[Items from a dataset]
[Start of Attachment]

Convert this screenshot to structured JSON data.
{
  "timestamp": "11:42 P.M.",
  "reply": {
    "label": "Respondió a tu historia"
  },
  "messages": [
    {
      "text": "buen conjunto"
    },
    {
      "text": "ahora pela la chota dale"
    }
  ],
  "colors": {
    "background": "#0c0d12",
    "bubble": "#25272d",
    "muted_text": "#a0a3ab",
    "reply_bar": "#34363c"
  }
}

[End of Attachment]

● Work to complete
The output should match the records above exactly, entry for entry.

● Solution for this task
Convert this screenshot to structured JSON data.
{
  "timestamp": "11:42 P.M.",
  "reply": {
    "label": "Respondió a tu historia"
  },
  "messages": [
    {
      "text": "buen conjunto"
    },
    {
      "text": "ahora pela la chota dale"
    }
  ],
  "colors": {
    "background": "#0c0d12",
    "bubble": "#25272d",
    "muted_text": "#a0a3ab",
    "reply_bar": "#34363c"
  }
}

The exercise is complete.